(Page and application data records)
<<<<

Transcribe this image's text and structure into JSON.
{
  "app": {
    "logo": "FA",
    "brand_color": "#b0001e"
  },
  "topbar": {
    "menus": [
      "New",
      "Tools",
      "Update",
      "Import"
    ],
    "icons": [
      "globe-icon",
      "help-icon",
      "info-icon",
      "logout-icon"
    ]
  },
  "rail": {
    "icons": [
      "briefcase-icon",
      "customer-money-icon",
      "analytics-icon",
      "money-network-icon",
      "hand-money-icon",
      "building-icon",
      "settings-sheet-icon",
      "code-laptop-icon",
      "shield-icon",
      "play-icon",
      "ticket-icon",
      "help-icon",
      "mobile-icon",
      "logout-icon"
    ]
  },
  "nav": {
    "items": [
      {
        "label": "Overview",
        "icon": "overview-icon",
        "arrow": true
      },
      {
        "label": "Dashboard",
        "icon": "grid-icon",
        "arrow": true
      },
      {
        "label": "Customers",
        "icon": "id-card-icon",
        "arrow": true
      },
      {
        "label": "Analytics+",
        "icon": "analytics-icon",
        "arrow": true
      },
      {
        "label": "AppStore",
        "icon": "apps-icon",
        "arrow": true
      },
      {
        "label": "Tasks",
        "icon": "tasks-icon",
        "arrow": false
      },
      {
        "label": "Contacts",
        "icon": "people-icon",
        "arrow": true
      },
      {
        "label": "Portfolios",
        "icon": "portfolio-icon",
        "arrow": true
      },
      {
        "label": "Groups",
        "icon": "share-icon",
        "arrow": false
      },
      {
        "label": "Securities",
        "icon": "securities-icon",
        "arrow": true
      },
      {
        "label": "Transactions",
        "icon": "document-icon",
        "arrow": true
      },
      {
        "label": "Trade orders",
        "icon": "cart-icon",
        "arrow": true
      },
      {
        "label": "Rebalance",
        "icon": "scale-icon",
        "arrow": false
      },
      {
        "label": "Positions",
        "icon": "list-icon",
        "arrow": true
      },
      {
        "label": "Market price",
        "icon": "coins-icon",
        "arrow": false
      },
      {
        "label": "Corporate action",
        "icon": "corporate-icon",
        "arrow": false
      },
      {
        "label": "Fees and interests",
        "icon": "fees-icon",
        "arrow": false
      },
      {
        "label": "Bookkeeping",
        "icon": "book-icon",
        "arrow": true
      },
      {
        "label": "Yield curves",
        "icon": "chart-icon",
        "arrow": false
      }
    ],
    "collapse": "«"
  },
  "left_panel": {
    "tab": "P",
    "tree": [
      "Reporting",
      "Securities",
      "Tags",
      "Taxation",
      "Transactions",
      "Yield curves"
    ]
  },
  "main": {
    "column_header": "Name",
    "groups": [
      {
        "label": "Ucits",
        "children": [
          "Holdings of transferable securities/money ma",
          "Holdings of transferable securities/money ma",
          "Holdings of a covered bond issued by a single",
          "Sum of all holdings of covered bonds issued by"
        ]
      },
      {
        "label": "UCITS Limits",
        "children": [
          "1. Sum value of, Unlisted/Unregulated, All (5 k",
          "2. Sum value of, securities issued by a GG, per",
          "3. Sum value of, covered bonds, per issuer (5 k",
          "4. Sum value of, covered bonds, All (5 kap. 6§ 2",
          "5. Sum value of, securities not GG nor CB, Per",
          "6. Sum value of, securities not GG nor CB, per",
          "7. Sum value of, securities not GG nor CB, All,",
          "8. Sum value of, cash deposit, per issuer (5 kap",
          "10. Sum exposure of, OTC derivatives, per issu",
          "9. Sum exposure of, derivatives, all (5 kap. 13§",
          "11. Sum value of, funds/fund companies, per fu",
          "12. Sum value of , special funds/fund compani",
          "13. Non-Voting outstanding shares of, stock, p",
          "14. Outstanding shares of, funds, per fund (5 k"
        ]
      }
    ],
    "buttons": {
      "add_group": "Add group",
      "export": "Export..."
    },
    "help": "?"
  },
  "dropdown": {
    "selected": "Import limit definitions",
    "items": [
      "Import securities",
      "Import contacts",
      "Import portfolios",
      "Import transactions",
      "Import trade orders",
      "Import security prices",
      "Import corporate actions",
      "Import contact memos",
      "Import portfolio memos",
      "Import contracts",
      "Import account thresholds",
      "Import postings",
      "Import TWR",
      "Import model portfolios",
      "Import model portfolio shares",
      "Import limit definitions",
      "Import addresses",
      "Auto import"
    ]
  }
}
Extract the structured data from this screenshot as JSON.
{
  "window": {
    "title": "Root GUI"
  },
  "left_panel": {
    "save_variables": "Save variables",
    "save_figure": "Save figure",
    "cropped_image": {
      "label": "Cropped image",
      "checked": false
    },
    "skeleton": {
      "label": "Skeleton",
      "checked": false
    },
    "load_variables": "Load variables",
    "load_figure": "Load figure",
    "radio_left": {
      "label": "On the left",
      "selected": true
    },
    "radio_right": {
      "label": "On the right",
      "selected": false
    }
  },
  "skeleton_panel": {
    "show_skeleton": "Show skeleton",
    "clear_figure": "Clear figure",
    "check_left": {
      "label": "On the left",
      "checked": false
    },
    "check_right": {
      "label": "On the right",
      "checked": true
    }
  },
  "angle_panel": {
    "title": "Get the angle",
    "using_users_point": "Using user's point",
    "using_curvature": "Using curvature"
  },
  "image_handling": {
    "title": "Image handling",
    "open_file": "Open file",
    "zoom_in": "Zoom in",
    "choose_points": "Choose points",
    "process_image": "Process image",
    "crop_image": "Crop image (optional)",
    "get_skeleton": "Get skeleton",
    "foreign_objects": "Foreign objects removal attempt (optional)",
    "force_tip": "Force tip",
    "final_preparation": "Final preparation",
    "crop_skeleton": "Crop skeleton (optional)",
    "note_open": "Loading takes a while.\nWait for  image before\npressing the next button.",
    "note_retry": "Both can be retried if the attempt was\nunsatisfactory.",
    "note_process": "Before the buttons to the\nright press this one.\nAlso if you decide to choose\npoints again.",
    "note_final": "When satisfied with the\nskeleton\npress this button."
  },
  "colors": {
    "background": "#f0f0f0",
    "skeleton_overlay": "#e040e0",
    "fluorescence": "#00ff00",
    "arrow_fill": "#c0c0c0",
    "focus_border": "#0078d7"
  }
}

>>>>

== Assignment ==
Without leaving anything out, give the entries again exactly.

== Response to the exercise ==
Transcribe this image's text and structure into JSON.
{
  "app": {
    "logo": "FA",
    "brand_color": "#b0001e"
  },
  "topbar": {
    "menus": [
      "New",
      "Tools",
      "Update",
      "Import"
    ],
    "icons": [
      "globe-icon",
      "help-icon",
      "info-icon",
      "logout-icon"
    ]
  },
  "rail": {
    "icons": [
      "briefcase-icon",
      "customer-money-icon",
      "analytics-icon",
      "money-network-icon",
      "hand-money-icon",
      "building-icon",
      "settings-sheet-icon",
      "code-laptop-icon",
      "shield-icon",
      "play-icon",
      "ticket-icon",
      "help-icon",
      "mobile-icon",
      "logout-icon"
    ]
  },
  "nav": {
    "items": [
      {
        "label": "Overview",
        "icon": "overview-icon",
        "arrow": true
      },
      {
        "label": "Dashboard",
        "icon": "grid-icon",
        "arrow": true
      },
      {
        "label": "Customers",
        "icon": "id-card-icon",
        "arrow": true
      },
      {
        "label": "Analytics+",
        "icon": "analytics-icon",
        "arrow": true
      },
      {
        "label": "AppStore",
        "icon": "apps-icon",
        "arrow": true
      },
      {
        "label": "Tasks",
        "icon": "tasks-icon",
        "arrow": false
      },
      {
        "label": "Contacts",
        "icon": "people-icon",
        "arrow": true
      },
      {
        "label": "Portfolios",
        "icon": "portfolio-icon",
        "arrow": true
      },
      {
        "label": "Groups",
        "icon": "share-icon",
        "arrow": false
      },
      {
        "label": "Securities",
        "icon": "securities-icon",
        "arrow": true
      },
      {
        "label": "Transactions",
        "icon": "document-icon",
        "arrow": true
      },
      {
        "label": "Trade orders",
        "icon": "cart-icon",
        "arrow": true
      },
      {
        "label": "Rebalance",
        "icon": "scale-icon",
        "arrow": false
      },
      {
        "label": "Positions",
        "icon": "list-icon",
        "arrow": true
      },
      {
        "label": "Market price",
        "icon": "coins-icon",
        "arrow": false
      },
      {
        "label": "Corporate action",
        "icon": "corporate-icon",
        "arrow": false
      },
      {
        "label": "Fees and interests",
        "icon": "fees-icon",
        "arrow": false
      },
      {
        "label": "Bookkeeping",
        "icon": "book-icon",
        "arrow": true
      },
      {
        "label": "Yield curves",
        "icon": "chart-icon",
        "arrow": false
      }
    ],
    "collapse": "«"
  },
  "left_panel": {
    "tab": "P",
    "tree": [
      "Reporting",
      "Securities",
      "Tags",
      "Taxation",
      "Transactions",
      "Yield curves"
    ]
  },
  "main": {
    "column_header": "Name",
    "groups": [
      {
        "label": "Ucits",
        "children": [
          "Holdings of transferable securities/money ma",
          "Holdings of transferable securities/money ma",
          "Holdings of a covered bond issued by a single",
          "Sum of all holdings of covered bonds issued by"
        ]
      },
      {
        "label": "UCITS Limits",
        "children": [
          "1. Sum value of, Unlisted/Unregulated, All (5 k",
          "2. Sum value of, securities issued by a GG, per",
          "3. Sum value of, covered bonds, per issuer (5 k",
          "4. Sum value of, covered bonds, All (5 kap. 6§ 2",
          "5. Sum value of, securities not GG nor CB, Per",
          "6. Sum value of, securities not GG nor CB, per",
          "7. Sum value of, securities not GG nor CB, All,",
          "8. Sum value of, cash deposit, per issuer (5 kap",
          "10. Sum exposure of, OTC derivatives, per issu",
          "9. Sum exposure of, derivatives, all (5 kap. 13§",
          "11. Sum value of, funds/fund companies, per fu",
          "12. Sum value of , special funds/fund compani",
          "13. Non-Voting outstanding shares of, stock, p",
          "14. Outstanding shares of, funds, per fund (5 k"
        ]
      }
    ],
    "buttons": {
      "add_group": "Add group",
      "export": "Export..."
    },
    "help": "?"
  },
  "dropdown": {
    "selected": "Import limit definitions",
    "items": [
      "Import securities",
      "Import contacts",
      "Import portfolios",
      "Import transactions",
      "Import trade orders",
      "Import security prices",
      "Import corporate actions",
      "Import contact memos",
      "Import portfolio memos",
      "Import contracts",
      "Import account thresholds",
      "Import postings",
      "Import TWR",
      "Import model portfolios",
      "Import model portfolio shares",
      "Import limit definitions",
      "Import addresses",
      "Auto import"
    ]
  }
}
Extract the structured data from this screenshot as JSON.
{
  "window": {
    "title": "Root GUI"
  },
  "left_panel": {
    "save_variables": "Save variables",
    "save_figure": "Save figure",
    "cropped_image": {
      "label": "Cropped image",
      "checked": false
    },
    "skeleton": {
      "label": "Skeleton",
      "checked": false
    },
    "load_variables": "Load variables",
    "load_figure": "Load figure",
    "radio_left": {
      "label": "On the left",
      "selected": true
    },
    "radio_right": {
      "label": "On the right",
      "selected": false
    }
  },
  "skeleton_panel": {
    "show_skeleton": "Show skeleton",
    "clear_figure": "Clear figure",
    "check_left": {
      "label": "On the left",
      "checked": false
    },
    "check_right": {
      "label": "On the right",
      "checked": true
    }
  },
  "angle_panel": {
    "title": "Get the angle",
    "using_users_point": "Using user's point",
    "using_curvature": "Using curvature"
  },
  "image_handling": {
    "title": "Image handling",
    "open_file": "Open file",
    "zoom_in": "Zoom in",
    "choose_points": "Choose points",
    "process_image": "Process image",
    "crop_image": "Crop image (optional)",
    "get_skeleton": "Get skeleton",
    "foreign_objects": "Foreign objects removal attempt (optional)",
    "force_tip": "Force tip",
    "final_preparation": "Final preparation",
    "crop_skeleton": "Crop skeleton (optional)",
    "note_open": "Loading takes a while.\nWait for  image before\npressing the next button.",
    "note_retry": "Both can be retried if the attempt was\nunsatisfactory.",
    "note_process": "Before the buttons to the\nright press this one.\nAlso if you decide to choose\npoints again.",
    "note_final": "When satisfied with the\nskeleton\npress this button."
  },
  "colors": {
    "background": "#f0f0f0",
    "skeleton_overlay": "#e040e0",
    "fluorescence": "#00ff00",
    "arrow_fill": "#c0c0c0",
    "focus_border": "#0078d7"
  }
}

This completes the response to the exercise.